ASSIGNED TASK: Look through the material and copy each line holding "Extensibility".

INFORMATION GIVEN:
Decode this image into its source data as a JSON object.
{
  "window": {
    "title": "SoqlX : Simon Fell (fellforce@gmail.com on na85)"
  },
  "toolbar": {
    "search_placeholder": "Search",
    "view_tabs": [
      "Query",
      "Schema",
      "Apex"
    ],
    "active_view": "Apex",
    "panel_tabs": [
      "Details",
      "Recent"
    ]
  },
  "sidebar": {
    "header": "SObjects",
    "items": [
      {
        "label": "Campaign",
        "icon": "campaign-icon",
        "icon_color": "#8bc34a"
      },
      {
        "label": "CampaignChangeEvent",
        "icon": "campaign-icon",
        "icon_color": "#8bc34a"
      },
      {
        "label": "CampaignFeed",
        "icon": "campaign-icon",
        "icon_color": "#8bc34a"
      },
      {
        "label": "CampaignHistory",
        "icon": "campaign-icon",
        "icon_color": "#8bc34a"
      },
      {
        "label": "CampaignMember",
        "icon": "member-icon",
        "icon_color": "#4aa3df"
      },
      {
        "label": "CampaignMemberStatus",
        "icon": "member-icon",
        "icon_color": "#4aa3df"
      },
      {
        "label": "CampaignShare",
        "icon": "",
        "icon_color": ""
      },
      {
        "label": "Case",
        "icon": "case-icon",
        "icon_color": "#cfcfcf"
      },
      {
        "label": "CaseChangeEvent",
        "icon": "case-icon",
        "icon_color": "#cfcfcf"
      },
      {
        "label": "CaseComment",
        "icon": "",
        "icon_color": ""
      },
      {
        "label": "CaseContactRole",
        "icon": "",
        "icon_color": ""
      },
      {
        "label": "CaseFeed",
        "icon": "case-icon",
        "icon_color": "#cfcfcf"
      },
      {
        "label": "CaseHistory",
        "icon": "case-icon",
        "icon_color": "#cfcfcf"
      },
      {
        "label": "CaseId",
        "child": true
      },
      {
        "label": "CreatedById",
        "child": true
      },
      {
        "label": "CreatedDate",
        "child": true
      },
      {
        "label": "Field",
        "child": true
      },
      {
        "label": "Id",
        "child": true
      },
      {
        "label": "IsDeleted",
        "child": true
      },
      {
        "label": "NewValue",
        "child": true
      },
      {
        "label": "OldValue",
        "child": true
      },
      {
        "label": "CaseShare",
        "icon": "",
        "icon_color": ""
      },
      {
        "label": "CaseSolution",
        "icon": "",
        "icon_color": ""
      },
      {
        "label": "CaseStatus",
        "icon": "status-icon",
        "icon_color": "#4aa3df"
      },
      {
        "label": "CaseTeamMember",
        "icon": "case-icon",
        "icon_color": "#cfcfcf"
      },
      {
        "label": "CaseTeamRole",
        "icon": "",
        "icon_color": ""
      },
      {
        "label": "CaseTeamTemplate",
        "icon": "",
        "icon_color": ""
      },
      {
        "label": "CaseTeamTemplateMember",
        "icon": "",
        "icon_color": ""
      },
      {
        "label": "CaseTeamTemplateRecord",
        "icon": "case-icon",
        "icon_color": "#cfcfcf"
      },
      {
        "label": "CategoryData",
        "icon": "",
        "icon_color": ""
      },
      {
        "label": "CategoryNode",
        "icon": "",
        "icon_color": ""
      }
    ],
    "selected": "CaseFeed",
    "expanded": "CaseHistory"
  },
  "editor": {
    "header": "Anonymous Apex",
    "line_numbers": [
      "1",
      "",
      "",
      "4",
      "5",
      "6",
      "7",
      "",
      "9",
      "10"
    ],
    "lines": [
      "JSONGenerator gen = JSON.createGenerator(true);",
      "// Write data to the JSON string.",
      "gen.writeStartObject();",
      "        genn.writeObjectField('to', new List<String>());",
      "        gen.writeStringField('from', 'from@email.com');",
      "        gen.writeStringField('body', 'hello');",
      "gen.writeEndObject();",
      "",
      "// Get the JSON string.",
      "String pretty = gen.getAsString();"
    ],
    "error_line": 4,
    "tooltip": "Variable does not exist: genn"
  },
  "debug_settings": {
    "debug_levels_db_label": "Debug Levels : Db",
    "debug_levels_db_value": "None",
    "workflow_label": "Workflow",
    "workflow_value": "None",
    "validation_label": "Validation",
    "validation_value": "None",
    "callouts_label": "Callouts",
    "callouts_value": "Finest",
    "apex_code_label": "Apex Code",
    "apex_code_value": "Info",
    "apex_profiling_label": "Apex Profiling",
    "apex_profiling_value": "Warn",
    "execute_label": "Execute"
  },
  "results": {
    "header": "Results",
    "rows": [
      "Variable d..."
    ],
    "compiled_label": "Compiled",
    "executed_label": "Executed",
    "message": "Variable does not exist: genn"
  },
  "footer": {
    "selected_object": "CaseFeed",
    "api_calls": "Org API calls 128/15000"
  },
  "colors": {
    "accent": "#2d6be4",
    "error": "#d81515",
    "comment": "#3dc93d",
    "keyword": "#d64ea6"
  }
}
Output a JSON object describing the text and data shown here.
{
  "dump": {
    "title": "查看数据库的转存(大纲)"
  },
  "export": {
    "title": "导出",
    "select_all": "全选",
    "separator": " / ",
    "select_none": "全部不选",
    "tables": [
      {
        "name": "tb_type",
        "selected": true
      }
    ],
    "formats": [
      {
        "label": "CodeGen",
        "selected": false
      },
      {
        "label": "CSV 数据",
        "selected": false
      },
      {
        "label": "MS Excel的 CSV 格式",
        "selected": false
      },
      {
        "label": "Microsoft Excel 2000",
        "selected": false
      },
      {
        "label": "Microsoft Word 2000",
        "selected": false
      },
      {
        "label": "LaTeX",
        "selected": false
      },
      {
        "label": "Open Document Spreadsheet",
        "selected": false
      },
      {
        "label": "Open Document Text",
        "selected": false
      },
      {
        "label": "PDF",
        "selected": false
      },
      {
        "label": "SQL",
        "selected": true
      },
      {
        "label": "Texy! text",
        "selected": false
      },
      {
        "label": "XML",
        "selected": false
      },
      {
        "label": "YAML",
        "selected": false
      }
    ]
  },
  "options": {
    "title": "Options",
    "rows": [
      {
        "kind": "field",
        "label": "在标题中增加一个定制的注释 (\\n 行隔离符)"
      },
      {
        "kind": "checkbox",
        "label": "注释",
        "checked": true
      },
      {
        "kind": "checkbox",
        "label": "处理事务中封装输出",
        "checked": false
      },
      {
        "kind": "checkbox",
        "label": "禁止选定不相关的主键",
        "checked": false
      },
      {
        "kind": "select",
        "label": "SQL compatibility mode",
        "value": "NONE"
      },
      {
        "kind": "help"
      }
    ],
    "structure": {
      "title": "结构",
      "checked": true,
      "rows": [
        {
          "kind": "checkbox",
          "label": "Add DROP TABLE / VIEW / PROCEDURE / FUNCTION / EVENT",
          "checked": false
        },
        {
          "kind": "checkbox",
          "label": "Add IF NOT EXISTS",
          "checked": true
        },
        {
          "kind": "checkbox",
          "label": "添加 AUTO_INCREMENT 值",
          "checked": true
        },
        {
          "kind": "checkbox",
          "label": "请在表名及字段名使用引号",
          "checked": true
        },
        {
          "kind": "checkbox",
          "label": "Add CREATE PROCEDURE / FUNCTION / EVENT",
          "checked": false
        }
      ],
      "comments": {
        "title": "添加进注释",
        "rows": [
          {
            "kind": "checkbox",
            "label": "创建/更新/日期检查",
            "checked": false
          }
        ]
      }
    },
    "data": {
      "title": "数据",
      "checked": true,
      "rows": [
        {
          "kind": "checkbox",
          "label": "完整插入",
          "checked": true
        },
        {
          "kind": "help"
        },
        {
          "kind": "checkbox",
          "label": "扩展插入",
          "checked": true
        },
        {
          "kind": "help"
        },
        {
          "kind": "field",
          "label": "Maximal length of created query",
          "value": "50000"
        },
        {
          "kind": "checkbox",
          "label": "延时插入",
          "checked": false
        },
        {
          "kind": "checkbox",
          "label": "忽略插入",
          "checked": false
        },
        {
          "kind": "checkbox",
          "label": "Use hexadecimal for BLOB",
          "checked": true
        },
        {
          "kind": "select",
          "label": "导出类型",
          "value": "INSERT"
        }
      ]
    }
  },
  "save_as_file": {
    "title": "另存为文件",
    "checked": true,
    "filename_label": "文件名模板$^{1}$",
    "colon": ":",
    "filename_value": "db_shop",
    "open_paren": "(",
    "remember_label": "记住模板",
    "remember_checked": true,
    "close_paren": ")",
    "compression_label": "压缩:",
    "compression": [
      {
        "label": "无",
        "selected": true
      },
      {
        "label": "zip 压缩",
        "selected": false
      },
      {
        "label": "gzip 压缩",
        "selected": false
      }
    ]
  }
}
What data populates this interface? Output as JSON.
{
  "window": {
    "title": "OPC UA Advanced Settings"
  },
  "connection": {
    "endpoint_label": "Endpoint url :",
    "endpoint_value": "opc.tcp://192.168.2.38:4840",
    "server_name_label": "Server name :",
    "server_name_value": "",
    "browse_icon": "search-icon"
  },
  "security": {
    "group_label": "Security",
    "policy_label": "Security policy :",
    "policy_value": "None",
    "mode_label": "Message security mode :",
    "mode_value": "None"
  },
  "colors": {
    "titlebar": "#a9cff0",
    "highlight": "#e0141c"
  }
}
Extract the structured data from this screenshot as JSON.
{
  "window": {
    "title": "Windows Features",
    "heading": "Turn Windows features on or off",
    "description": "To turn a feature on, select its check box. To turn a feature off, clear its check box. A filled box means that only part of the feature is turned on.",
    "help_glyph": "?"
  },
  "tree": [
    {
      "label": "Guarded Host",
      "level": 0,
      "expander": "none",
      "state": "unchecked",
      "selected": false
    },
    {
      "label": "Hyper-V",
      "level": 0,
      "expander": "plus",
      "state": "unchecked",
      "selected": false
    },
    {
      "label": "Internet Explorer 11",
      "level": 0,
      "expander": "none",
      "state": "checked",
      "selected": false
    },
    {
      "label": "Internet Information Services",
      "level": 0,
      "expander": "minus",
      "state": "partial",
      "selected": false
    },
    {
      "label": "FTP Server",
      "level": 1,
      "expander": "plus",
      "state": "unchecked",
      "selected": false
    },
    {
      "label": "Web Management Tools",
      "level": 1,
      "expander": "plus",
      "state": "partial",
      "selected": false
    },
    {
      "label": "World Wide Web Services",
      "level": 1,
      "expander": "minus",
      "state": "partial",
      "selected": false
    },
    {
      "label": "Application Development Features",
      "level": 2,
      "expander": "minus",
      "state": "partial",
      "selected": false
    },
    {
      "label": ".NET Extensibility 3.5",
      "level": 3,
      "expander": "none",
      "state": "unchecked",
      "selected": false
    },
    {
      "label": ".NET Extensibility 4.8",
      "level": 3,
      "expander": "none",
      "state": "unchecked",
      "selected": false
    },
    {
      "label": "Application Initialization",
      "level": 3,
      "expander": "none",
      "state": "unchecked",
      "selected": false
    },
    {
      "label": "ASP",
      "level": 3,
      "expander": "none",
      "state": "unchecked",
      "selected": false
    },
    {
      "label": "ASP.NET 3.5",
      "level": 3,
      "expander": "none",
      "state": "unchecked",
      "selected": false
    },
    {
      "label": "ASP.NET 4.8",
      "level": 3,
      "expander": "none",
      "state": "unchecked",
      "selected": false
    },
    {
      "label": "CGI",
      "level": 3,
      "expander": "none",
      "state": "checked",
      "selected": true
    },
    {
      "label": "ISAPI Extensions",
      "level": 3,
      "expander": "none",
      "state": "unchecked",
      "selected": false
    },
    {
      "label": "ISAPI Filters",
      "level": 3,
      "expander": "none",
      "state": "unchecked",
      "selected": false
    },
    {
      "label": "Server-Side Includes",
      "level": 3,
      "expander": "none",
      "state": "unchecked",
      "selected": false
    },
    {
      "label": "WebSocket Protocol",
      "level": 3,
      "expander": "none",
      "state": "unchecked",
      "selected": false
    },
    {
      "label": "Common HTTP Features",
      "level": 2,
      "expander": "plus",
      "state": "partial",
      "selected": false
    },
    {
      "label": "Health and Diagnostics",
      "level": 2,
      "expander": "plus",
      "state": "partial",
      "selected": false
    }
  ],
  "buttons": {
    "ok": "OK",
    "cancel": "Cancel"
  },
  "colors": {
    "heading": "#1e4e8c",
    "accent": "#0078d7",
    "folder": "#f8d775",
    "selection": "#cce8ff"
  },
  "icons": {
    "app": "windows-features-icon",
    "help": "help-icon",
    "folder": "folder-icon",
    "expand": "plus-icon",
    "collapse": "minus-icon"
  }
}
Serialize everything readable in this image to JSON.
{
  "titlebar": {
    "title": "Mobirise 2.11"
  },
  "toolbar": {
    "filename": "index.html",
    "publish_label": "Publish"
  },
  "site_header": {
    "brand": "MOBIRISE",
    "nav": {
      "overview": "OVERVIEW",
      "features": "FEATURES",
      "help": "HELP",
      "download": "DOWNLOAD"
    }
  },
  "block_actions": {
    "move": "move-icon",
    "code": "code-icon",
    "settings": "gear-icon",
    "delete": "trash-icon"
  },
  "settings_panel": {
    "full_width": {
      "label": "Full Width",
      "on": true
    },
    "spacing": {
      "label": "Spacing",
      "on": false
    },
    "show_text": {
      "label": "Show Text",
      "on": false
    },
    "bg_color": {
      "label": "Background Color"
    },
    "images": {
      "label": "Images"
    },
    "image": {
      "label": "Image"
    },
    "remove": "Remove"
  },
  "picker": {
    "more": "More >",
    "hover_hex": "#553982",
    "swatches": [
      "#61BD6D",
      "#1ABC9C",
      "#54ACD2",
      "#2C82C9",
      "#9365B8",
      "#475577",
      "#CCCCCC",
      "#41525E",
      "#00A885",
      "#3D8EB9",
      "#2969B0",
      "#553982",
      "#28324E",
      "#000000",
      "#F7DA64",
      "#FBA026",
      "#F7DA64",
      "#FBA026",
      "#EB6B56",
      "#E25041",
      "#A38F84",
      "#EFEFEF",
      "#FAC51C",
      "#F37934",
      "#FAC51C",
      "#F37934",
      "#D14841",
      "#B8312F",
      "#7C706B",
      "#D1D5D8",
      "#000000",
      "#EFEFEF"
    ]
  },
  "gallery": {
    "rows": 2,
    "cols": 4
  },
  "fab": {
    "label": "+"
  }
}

TASK RESPONSE:
      "label": ".NET Extensibility 3.5",
      "label": ".NET Extensibility 4.8",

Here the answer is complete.